Among New World wine-producing countries, Chile has earned a reputation as a value leader, with many good-to-excellent wines priced under $15 a bottle. Which isn’t to say that the Chilean wine region doesn’t produce its share of top-flight wines as well; in fact, some of its red varietals and blends can compete with the great wines of the New and Old World.
If one grape is king in the Chilean wine regions, it’s Cabernet Sauvignon, which since the dawning of Chile’s wine industry in the 1850s has consistently succeeded in the country’s warm, dry, Pacific Ocean-and-Andes influenced climate. Other red varieties in Chile are Merlot, Syrah, Pinot Noir, Malbec and the signature Carmenère, a Bordeaux variety now found almost exclusively in Chile (98% of the world’s Carmenère is grown there). As for white wines, Chilean Sauvignon Blanc has become increasingly popular and performs well when grown close to the cool Pacific; Chardonnay is also ubiquitous in Chile.
Regionally speaking, most Chilean winegrapes are grown in a number of river-fed valleys in the central portion of this long, thin country, including Maipo, Casablanca, Rapel, Colchagua, Curicó and Maule. In recent years, wineries have expanded the grape belt to Bío Bío in the cool and sometimes wet south as well as Limarí and Elqui in the dry, breezy north.
Wine Enthusiast’s Buying Guide features thousands of Chilean wine ratings from all over the country. Conduct a quick and easy search to find ratings from your favorite producers to access the Chilean wine guide.
Despite not being overly dense or powerful, the nose features ample berry aromas and a hint of herbal essence. The mouth delivers plum, cherry and berry fruit and then it goes spicy and oaky on the drying finish. Though not big and fat, there’s substance and plenty of taste here.— M.S. (7/1/2003)
Spicy, earthy aromas are warm and fairly deep, while a snappy, acidic palate of berry fruit supported buy buttery oak does the trick. The finish is substantive and only mildly tannic, while the overall personality is fresh and clean.— M.S. (7/1/2003)
Its sharp grassy and gooseberry aromas are the type normally associated with Sauvignon Blanc. On the palate, grapefruit and passion fruit flavors further drive home that impression, but it’s labeled Chardonnay, and that’s what it is. The acidity is nice so the mouthfeel is fresh.— M.S. (7/1/2003)
Lean and fresh, with pure apple and oak aromas. The palate runs a little sweet, but melon and pineapple flavors ride popping acidity and thus it never seem heavy or overripe. Like many current-release whites from Chile, this one delivers verve and ample fruit.— M.S. (7/1/2003)
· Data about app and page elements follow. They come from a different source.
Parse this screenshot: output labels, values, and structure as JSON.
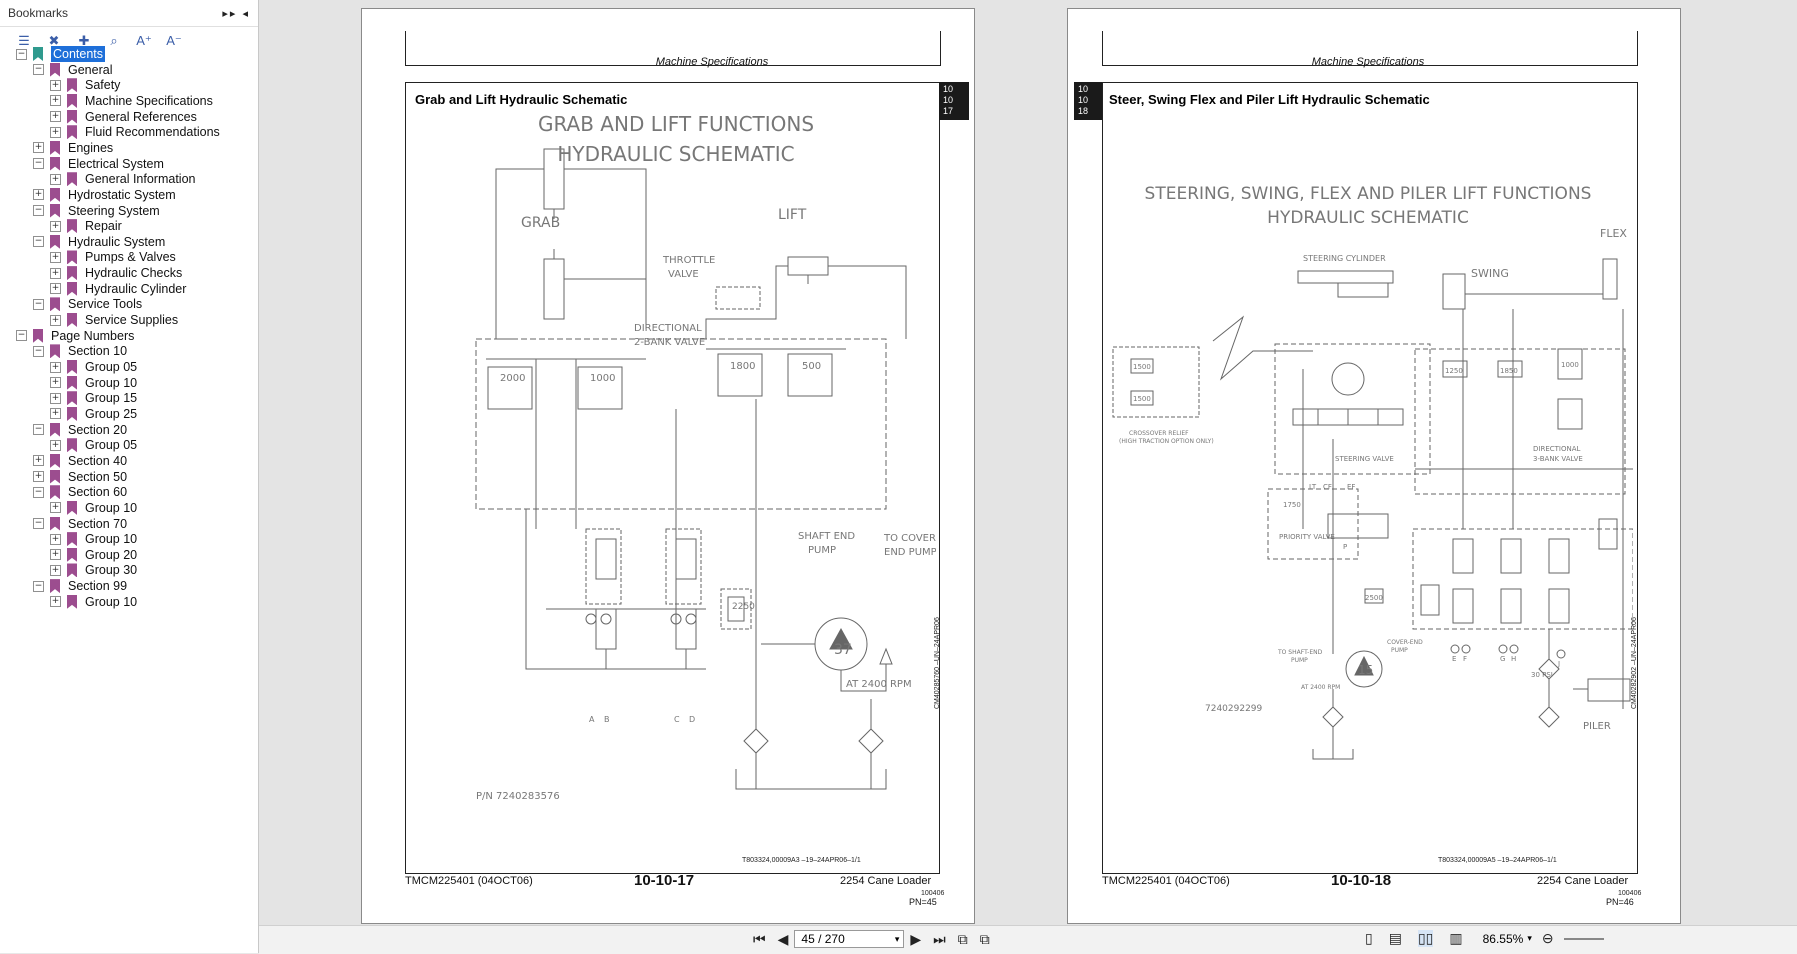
{
  "sidebar": {
    "title": "Bookmarks",
    "header_controls": "▸▸ ◂",
    "toolbar": [
      {
        "name": "options-icon",
        "glyph": "☰"
      },
      {
        "name": "delete-bookmark-icon",
        "glyph": "✖"
      },
      {
        "name": "new-bookmark-icon",
        "glyph": "✚"
      },
      {
        "name": "find-bookmark-icon",
        "glyph": "⌕"
      },
      {
        "name": "increase-text-icon",
        "glyph": "A⁺"
      },
      {
        "name": "decrease-text-icon",
        "glyph": "A⁻"
      }
    ],
    "tree": [
      {
        "label": "Contents",
        "level": 0,
        "exp": "−",
        "selected": true
      },
      {
        "label": "General",
        "level": 1,
        "exp": "−"
      },
      {
        "label": "Safety",
        "level": 2,
        "exp": "+"
      },
      {
        "label": "Machine Specifications",
        "level": 2,
        "exp": "+"
      },
      {
        "label": "General References",
        "level": 2,
        "exp": "+"
      },
      {
        "label": "Fluid Recommendations",
        "level": 2,
        "exp": "+"
      },
      {
        "label": "Engines",
        "level": 1,
        "exp": "+"
      },
      {
        "label": "Electrical System",
        "level": 1,
        "exp": "−"
      },
      {
        "label": "General Information",
        "level": 2,
        "exp": "+"
      },
      {
        "label": "Hydrostatic System",
        "level": 1,
        "exp": "+"
      },
      {
        "label": "Steering System",
        "level": 1,
        "exp": "−"
      },
      {
        "label": "Repair",
        "level": 2,
        "exp": "+"
      },
      {
        "label": "Hydraulic System",
        "level": 1,
        "exp": "−"
      },
      {
        "label": "Pumps & Valves",
        "level": 2,
        "exp": "+"
      },
      {
        "label": "Hydraulic Checks",
        "level": 2,
        "exp": "+"
      },
      {
        "label": "Hydraulic Cylinder",
        "level": 2,
        "exp": "+"
      },
      {
        "label": "Service Tools",
        "level": 1,
        "exp": "−"
      },
      {
        "label": "Service Supplies",
        "level": 2,
        "exp": "+"
      },
      {
        "label": "Page Numbers",
        "level": 0,
        "exp": "−"
      },
      {
        "label": "Section 10",
        "level": 1,
        "exp": "−"
      },
      {
        "label": "Group 05",
        "level": 2,
        "exp": "+"
      },
      {
        "label": "Group 10",
        "level": 2,
        "exp": "+"
      },
      {
        "label": "Group 15",
        "level": 2,
        "exp": "+"
      },
      {
        "label": "Group 25",
        "level": 2,
        "exp": "+"
      },
      {
        "label": "Section 20",
        "level": 1,
        "exp": "−"
      },
      {
        "label": "Group 05",
        "level": 2,
        "exp": "+"
      },
      {
        "label": "Section 40",
        "level": 1,
        "exp": "+"
      },
      {
        "label": "Section 50",
        "level": 1,
        "exp": "+"
      },
      {
        "label": "Section 60",
        "level": 1,
        "exp": "−"
      },
      {
        "label": "Group 10",
        "level": 2,
        "exp": "+"
      },
      {
        "label": "Section 70",
        "level": 1,
        "exp": "−"
      },
      {
        "label": "Group 10",
        "level": 2,
        "exp": "+"
      },
      {
        "label": "Group 20",
        "level": 2,
        "exp": "+"
      },
      {
        "label": "Group 30",
        "level": 2,
        "exp": "+"
      },
      {
        "label": "Section 99",
        "level": 1,
        "exp": "−"
      },
      {
        "label": "Group 10",
        "level": 2,
        "exp": "+"
      }
    ]
  },
  "left_page": {
    "header": "Machine Specifications",
    "title": "Grab and Lift Hydraulic Schematic",
    "tab": [
      "10",
      "10",
      "17"
    ],
    "schematic_title_1": "GRAB AND LIFT FUNCTIONS",
    "schematic_title_2": "HYDRAULIC SCHEMATIC",
    "labels": {
      "grab": "GRAB",
      "lift": "LIFT",
      "throttle_1": "THROTTLE",
      "throttle_2": "VALVE",
      "dir_1": "DIRECTIONAL",
      "dir_2": "2-BANK VALVE",
      "v2000": "2000",
      "v1000": "1000",
      "v1800": "1800",
      "v500": "500",
      "v2250": "2250",
      "shaft_1": "SHAFT END",
      "shaft_2": "PUMP",
      "pump_num": "37",
      "cover_1": "TO COVER",
      "cover_2": "END PUMP",
      "rpm": "AT 2400 RPM",
      "pn": "P/N 7240283576",
      "pa": "A",
      "pb": "B",
      "pc": "C",
      "pd": "D"
    },
    "side_code": "CM40285760 –UN–24APR06",
    "ref_code": "T803324,00009A3 –19–24APR06–1/1",
    "doc_id": "TMCM225401 (04OCT06)",
    "page_num": "10-10-17",
    "model": "2254 Cane Loader",
    "small_code": "100406",
    "pn": "PN=45"
  },
  "right_page": {
    "header": "Machine Specifications",
    "title": "Steer, Swing Flex and Piler Lift Hydraulic Schematic",
    "tab": [
      "10",
      "10",
      "18"
    ],
    "schematic_title_1": "STEERING, SWING, FLEX AND PILER LIFT FUNCTIONS",
    "schematic_title_2": "HYDRAULIC SCHEMATIC",
    "labels": {
      "steer_cyl": "STEERING CYLINDER",
      "swing": "SWING",
      "flex": "FLEX",
      "v1500a": "1500",
      "v1500b": "1500",
      "crossover_1": "CROSSOVER RELIEF",
      "crossover_2": "(HIGH TRACTION OPTION ONLY)",
      "steer_valve": "STEERING VALVE",
      "priority": "PRIORITY VALVE",
      "dir_1": "DIRECTIONAL",
      "dir_2": "3-BANK VALVE",
      "v1250": "1250",
      "v1850": "1850",
      "v1000": "1000",
      "v2500": "2500",
      "v1750": "1750",
      "shaft_1": "TO SHAFT-END",
      "shaft_2": "PUMP",
      "cover_1": "COVER-END",
      "cover_2": "PUMP",
      "pump_num": "15",
      "rpm": "AT 2400 RPM",
      "psi": "30 PSI",
      "pn": "7240292299",
      "piler": "PILER",
      "pe": "E",
      "pf": "F",
      "pg": "G",
      "ph": "H",
      "pj": "J",
      "lt": "LT",
      "cf": "CF",
      "ef": "EF",
      "p": "P"
    },
    "side_code": "CM40282902 –UN–24APR06",
    "ref_code": "T803324,00009A5 –19–24APR06–1/1",
    "doc_id": "TMCM225401 (04OCT06)",
    "page_num": "10-10-18",
    "model": "2254 Cane Loader",
    "small_code": "100406",
    "pn": "PN=46"
  },
  "statusbar": {
    "page_field": "45 / 270",
    "zoom": "86.55%"
  }
}
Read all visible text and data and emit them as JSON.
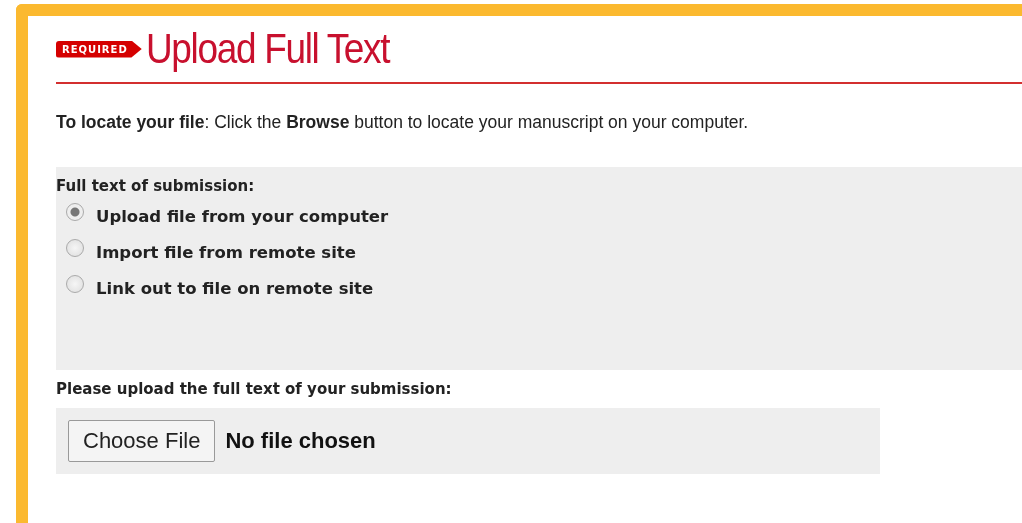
{
  "heading": {
    "badge": "REQUIRED",
    "title": "Upload Full Text"
  },
  "instruction": "**To locate your file**: Click the **Browse** button to locate your manuscript on your computer.",
  "full_text_options": {
    "label": "Full text of submission:",
    "options": [
      {
        "label": "Upload file from your computer",
        "selected": true
      },
      {
        "label": "Import file from remote site",
        "selected": false
      },
      {
        "label": "Link out to file on remote site",
        "selected": false
      }
    ]
  },
  "upload": {
    "label": "Please upload the full text of your submission:",
    "button": "Choose File",
    "status": "No file chosen"
  }
}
A no-frills mass-appeal wine with a pretty color, ripe aromatics and a hint of oak. The palate is solid and full-flavored, while the finish is smooth and easy. Ripe, clean and round.— M.S. (7/1/2003)
The cherry and cinnamon aromas are true and inviting, and they stand up to the oak that’s been thrown at this Pinot. The flavor profile deals raspberry and cherry amid oaky shadings. The finish is toasty and warm, with some coffee popping up late in the game. Fresh, fruity and true.— M.S. (7/1/2003)
An initial aromatic check reveals some cheesy, funky smells, but they blow off to reveal a solid, everyday red wine. The palate is surprisingly rich, and it tastes of boysenberry fruit. The finish has some zip and length to it, and also some overt oaky flavor. Sure, it’s thin and easy by big-wine standards, but within its class of value-priced reds it’s sturdy and…— M.S. (7/1/2003)
Potent aromas of red fruit, rubber and lemony oak kick things off, followed by a very typical mix of cherry and berry flavors. The finish is properly tannic and round, with an acid-driven freshness that secures the mouthfeel. This has more red than dark fruit, but it’s still a perfectly quaffable Cabernet.— M.S. (7/1/2003)